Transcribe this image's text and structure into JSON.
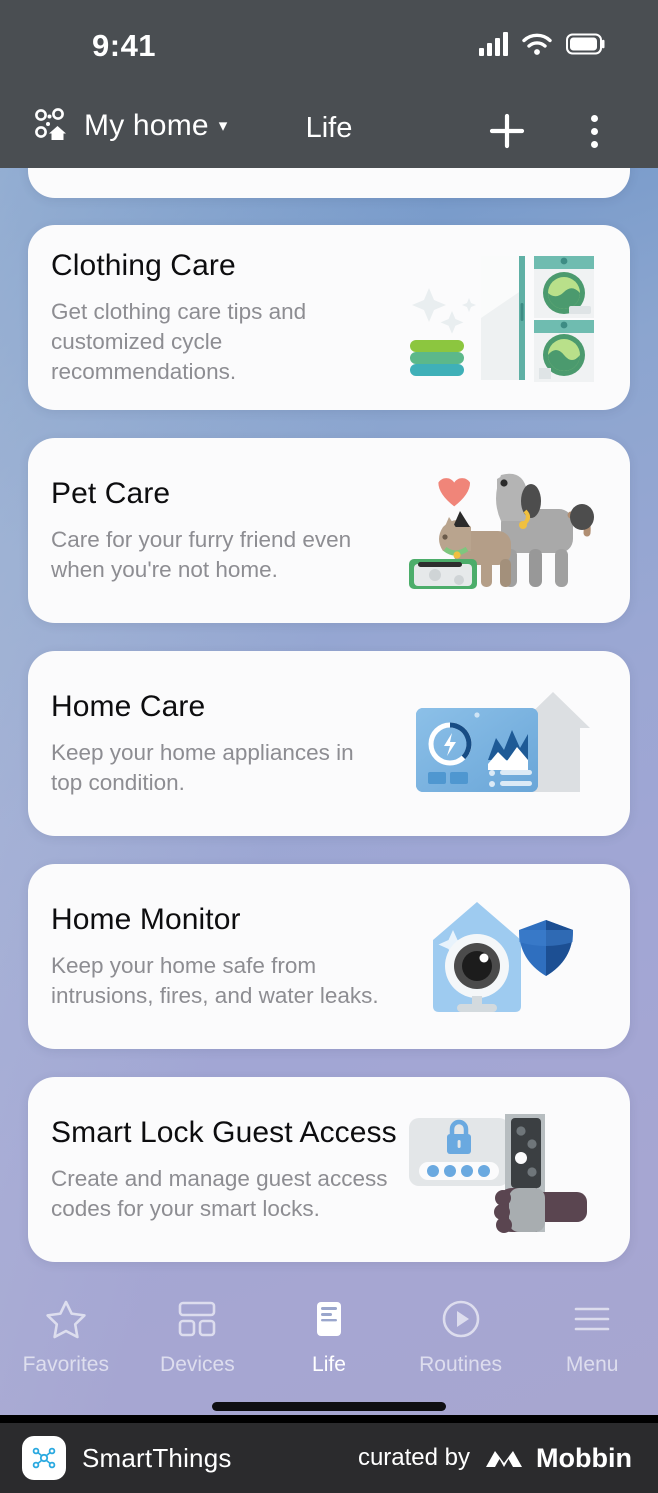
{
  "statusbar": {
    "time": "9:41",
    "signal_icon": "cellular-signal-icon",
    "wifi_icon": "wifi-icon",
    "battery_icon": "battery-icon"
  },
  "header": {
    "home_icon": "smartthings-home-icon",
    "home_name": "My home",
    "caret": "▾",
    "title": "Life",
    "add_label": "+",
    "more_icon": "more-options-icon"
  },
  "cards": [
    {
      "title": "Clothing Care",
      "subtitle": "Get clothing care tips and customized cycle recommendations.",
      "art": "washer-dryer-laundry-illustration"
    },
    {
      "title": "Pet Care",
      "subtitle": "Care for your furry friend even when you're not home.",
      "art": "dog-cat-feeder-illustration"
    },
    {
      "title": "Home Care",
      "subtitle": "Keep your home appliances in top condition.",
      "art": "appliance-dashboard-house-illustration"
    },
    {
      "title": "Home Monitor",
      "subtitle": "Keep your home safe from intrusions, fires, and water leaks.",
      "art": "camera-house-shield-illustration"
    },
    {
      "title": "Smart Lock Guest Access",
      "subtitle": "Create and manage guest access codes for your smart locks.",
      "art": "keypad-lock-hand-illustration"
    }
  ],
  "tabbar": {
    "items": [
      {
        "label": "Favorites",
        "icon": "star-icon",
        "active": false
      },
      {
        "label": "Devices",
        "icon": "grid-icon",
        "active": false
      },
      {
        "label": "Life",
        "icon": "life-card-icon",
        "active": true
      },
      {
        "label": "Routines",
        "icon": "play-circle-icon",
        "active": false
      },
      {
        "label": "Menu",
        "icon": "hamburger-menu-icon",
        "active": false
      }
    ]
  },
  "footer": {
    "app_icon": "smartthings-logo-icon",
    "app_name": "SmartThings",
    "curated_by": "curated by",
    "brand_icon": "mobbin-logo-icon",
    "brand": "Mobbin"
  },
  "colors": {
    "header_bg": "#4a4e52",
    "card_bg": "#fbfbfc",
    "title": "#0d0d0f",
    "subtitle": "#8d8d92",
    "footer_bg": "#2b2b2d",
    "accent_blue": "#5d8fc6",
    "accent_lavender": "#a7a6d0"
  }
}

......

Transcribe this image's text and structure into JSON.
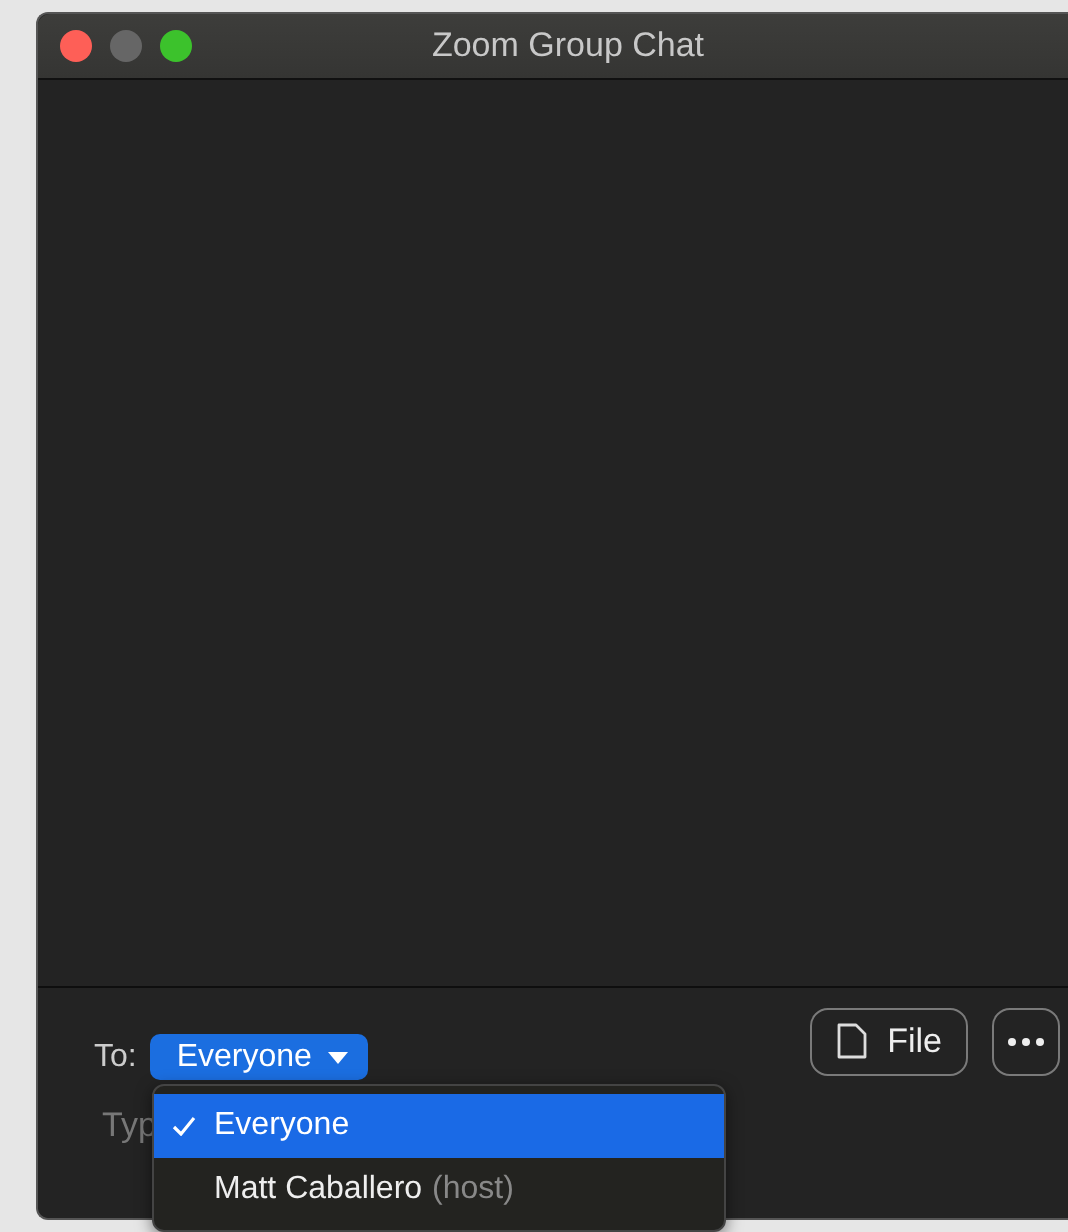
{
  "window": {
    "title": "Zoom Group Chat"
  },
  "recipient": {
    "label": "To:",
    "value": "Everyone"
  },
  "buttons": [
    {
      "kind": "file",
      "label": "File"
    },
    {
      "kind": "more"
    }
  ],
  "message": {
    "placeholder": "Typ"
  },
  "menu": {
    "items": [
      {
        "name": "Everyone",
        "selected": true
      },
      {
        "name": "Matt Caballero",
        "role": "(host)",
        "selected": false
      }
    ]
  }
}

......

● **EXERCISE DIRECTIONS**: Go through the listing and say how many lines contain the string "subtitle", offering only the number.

● **RESPONSE**: 6